Secondary meaning can be shown through long term use, or extensive marketing activities including substantial advertising and publicity activities. In some cases, proof that the mark has acquired secondary meaning can be shown through the use of consumer surveys, that show that consumers recognize the mark as a brand as opposed to a description. If a mark has sufficient consumer recognition, the registrant can move the registration from the Supplemental Register to the Principal Register.

Suggestive Marks

Suggestive marks are generally Strong Marks which are distinctive and protectable. Suggestive marks suggest a quality or characteristic of a good or service.  For example, PAYLESS for a grocery store. The mark is suggestive because it suggests that you might pay less for items at a PAYLESS grocery store than you might at another store. Suggestive marks require some imagination, thought, or perception to reach a conclusion as to the nature of the goods. Suggestive marks are more distinctive than descriptive marks where a descriptive mark goes straight to the conclusion, CHEAP GROCERY STORE, and doesn’t require any thought or imagination.

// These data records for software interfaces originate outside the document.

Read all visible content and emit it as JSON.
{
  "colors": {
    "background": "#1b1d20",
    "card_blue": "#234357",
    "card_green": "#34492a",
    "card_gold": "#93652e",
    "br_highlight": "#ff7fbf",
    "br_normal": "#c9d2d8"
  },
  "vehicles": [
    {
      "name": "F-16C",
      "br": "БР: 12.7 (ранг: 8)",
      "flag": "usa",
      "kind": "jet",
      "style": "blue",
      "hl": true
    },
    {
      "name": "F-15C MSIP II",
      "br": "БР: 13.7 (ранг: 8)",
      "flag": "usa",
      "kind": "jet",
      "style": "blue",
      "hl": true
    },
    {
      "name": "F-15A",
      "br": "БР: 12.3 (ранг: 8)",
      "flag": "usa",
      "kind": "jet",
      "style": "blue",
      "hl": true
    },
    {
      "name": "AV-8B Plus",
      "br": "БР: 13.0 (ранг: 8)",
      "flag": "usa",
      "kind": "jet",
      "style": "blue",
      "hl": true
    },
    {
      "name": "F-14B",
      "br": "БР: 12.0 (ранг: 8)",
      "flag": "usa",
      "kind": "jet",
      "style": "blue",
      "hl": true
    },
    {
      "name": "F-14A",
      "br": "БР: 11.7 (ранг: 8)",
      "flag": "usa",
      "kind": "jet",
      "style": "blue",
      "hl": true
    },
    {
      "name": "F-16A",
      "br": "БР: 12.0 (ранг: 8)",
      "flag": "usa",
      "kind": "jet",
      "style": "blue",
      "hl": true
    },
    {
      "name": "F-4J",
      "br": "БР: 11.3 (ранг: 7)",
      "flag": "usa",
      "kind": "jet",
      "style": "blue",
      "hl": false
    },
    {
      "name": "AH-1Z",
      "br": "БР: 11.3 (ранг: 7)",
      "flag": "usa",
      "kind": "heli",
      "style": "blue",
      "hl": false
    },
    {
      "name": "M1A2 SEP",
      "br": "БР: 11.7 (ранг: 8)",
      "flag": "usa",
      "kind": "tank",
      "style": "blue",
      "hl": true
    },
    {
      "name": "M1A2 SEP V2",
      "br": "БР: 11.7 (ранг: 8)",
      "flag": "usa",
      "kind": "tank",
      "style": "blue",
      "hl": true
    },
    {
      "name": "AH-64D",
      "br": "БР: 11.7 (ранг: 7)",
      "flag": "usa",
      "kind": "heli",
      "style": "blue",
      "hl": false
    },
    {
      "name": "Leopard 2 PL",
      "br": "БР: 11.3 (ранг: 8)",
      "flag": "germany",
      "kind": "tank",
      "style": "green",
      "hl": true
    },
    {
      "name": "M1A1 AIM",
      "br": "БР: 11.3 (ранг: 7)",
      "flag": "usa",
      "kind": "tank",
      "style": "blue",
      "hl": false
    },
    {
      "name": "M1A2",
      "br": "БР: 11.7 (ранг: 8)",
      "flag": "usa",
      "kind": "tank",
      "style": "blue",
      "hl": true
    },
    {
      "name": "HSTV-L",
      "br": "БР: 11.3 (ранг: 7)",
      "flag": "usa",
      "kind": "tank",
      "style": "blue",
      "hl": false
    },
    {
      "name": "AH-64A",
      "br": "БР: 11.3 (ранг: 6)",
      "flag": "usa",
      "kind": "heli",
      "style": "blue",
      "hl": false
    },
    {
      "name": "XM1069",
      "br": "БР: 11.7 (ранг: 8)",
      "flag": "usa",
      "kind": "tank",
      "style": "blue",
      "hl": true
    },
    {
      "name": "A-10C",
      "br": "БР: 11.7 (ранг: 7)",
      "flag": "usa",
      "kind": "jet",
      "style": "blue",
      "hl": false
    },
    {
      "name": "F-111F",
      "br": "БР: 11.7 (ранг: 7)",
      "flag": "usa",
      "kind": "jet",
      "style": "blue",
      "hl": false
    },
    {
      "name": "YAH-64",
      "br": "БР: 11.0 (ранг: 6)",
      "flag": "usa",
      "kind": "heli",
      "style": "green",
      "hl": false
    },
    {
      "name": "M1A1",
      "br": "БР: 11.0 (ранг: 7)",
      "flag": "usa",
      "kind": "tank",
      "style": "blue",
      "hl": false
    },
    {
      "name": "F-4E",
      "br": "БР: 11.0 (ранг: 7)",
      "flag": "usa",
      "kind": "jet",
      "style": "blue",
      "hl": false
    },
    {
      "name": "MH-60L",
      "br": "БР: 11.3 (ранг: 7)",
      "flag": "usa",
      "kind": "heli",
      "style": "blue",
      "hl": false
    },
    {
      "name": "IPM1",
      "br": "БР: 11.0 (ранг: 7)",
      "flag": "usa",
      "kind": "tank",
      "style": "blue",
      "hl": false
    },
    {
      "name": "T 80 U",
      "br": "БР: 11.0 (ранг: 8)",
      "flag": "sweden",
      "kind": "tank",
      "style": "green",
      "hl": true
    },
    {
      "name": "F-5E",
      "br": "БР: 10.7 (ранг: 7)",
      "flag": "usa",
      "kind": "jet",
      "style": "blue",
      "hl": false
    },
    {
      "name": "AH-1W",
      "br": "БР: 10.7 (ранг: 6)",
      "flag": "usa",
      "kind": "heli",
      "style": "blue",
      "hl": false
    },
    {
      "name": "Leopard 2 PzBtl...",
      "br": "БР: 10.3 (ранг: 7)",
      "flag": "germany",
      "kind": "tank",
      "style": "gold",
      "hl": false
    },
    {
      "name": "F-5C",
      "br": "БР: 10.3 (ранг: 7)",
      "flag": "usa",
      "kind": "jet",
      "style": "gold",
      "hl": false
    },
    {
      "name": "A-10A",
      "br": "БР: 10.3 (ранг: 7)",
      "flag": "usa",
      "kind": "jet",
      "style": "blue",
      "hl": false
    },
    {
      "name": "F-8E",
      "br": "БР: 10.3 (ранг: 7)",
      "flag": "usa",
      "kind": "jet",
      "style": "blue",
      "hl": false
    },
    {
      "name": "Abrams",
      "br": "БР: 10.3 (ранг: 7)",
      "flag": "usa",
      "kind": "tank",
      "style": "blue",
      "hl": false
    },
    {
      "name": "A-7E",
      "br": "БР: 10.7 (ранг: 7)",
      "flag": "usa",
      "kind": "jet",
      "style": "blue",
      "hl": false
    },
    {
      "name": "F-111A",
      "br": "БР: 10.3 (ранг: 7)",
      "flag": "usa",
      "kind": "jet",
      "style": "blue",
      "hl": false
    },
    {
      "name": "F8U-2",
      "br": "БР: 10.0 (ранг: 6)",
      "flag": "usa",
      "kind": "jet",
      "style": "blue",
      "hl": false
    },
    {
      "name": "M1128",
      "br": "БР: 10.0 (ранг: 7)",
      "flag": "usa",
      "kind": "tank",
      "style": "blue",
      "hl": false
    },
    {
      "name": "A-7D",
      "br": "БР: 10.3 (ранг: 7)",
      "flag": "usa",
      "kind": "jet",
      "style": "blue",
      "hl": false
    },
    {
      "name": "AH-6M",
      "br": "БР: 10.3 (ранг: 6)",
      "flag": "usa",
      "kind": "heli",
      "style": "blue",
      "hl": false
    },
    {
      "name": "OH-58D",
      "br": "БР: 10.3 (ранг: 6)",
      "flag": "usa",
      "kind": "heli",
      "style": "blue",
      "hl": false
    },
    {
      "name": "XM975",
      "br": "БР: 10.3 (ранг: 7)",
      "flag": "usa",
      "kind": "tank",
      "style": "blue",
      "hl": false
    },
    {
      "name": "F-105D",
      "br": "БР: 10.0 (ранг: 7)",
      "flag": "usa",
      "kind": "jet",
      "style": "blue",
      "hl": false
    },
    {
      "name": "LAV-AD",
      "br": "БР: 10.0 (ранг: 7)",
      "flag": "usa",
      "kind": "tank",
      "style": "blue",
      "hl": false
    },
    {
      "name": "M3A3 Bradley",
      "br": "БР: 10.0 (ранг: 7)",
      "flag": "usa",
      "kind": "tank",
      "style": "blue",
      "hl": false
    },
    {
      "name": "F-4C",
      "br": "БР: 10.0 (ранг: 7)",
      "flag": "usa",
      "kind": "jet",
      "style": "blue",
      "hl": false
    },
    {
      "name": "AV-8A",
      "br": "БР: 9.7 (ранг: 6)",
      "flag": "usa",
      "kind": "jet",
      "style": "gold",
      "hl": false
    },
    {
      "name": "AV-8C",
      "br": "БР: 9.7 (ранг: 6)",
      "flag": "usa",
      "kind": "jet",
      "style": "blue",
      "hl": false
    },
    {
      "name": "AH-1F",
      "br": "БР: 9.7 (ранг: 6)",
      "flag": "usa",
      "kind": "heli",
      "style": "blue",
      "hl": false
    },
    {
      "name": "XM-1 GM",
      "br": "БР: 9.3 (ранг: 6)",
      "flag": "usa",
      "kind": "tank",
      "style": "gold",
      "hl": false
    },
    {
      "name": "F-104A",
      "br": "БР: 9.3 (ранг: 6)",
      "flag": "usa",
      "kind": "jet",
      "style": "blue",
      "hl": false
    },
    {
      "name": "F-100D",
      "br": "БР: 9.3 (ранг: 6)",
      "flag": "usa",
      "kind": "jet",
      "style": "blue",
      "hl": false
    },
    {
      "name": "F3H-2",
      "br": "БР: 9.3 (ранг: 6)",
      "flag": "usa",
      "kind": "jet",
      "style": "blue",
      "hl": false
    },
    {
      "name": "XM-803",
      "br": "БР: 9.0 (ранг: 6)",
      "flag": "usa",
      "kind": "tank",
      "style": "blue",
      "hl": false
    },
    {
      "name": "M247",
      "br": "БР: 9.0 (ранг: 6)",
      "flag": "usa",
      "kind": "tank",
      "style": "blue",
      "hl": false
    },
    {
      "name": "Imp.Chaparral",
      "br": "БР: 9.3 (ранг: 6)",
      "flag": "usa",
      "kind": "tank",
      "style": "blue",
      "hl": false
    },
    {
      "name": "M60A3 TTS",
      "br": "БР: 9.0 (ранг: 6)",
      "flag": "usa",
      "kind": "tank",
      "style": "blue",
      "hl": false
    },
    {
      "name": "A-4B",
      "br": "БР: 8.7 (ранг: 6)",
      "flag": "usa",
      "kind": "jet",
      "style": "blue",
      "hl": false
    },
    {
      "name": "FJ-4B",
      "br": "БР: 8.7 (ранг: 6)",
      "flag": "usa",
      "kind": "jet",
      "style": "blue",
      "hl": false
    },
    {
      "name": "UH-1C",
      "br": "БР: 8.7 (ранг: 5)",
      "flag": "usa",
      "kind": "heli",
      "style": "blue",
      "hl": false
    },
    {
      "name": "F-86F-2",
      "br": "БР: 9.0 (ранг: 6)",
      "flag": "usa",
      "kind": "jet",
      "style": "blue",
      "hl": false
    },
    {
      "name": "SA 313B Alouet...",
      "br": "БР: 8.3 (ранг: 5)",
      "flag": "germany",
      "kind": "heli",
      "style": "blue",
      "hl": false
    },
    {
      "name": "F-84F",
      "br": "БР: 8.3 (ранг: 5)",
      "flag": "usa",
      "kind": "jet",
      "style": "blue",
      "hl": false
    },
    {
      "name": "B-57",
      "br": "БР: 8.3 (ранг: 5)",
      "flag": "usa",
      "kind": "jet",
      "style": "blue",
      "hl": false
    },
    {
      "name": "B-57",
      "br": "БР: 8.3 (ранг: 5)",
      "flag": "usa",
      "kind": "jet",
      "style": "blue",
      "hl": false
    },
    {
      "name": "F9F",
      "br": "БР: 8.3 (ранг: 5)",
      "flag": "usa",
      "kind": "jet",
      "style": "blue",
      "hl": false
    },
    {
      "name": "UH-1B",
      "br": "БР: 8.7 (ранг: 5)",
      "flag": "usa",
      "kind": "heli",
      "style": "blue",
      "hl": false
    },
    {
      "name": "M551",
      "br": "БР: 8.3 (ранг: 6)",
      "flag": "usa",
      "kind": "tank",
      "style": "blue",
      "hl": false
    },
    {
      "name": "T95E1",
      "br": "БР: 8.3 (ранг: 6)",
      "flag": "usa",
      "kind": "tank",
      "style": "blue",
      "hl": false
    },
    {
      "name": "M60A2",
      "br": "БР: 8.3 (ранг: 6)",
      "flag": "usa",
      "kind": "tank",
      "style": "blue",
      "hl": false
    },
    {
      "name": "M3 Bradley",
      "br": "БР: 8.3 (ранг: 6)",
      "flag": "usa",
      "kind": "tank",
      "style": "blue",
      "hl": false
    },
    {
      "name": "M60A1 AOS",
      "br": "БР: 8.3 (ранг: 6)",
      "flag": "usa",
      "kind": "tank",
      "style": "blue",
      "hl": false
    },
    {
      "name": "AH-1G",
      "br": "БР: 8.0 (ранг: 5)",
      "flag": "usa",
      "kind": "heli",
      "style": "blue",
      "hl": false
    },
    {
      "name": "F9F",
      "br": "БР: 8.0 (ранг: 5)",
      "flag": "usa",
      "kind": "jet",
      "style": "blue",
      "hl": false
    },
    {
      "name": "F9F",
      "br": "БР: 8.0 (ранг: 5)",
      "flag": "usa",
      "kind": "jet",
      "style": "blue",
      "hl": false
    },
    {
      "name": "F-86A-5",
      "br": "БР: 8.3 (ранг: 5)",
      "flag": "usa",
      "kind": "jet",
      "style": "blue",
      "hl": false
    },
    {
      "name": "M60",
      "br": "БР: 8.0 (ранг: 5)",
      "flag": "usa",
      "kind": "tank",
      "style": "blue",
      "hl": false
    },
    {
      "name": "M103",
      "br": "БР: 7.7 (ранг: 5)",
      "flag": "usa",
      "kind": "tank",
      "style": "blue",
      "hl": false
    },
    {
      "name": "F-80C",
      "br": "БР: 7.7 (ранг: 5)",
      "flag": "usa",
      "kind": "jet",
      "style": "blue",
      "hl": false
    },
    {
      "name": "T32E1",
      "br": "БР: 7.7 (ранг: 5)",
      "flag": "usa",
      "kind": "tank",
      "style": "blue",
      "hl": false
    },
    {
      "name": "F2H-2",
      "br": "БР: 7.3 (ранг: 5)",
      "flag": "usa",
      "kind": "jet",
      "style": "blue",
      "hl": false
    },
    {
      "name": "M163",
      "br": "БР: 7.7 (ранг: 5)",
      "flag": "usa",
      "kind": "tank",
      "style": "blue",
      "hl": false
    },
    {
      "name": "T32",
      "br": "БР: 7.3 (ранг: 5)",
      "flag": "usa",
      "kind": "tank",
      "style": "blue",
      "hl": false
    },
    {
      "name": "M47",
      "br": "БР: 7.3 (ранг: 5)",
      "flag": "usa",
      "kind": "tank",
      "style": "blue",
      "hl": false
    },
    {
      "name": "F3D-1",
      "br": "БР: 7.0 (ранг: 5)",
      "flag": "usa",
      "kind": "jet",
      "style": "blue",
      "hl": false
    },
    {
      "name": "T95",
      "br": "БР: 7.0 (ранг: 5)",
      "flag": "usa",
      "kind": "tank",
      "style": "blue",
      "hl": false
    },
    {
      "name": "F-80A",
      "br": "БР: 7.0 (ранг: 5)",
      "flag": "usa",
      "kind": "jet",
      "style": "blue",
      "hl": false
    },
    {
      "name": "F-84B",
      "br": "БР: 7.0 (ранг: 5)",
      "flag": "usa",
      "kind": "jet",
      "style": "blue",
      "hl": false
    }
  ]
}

Arbitrary or Fanciful Marks

Arbitrary and Distinctive Marks are Strong Marks

Arbitrary and Distinctive Marks are strong marks in comparison to Descriptive ones. Photo Credit: Roberta Sorge on Unsplash

Arbitrary and Fanciful marks are very strong protectable marks and are considered very distinctive. They are at the opposite end of the spectrum from generic marks and are considered the most easily protectable of marks.

Fanciful marks are strong marks which are made up words and have been created for the sole purpose of identifying a brand. They typically have no meaning in dictionary and solely function as a trademark. Fanciful marks are considered to be the strongest type of mark. An example of a Fanciful Mark is EXXON or XEROX.

An arbitrary mark is a strong mark.  Even though the word or phrase associated with an arbitrary mark is already known, as applied to the goods or services, it has no meaning or relation.  Arbitrary marks are considered to be a very strong distinctive mark, just under Fanciful Marks. Examples of arbitrary marks include APPLE for music and computers.

Additional information about trademarks can be found on the trademark section of our website.  If you have any questions about whether your mark is strong or protectable, please contact us to schedule an appointment with one of our attorneys.

This entry was posted in Intellectual Property Newsletter and tagged , . Bookmark the permalink.

Comments are closed.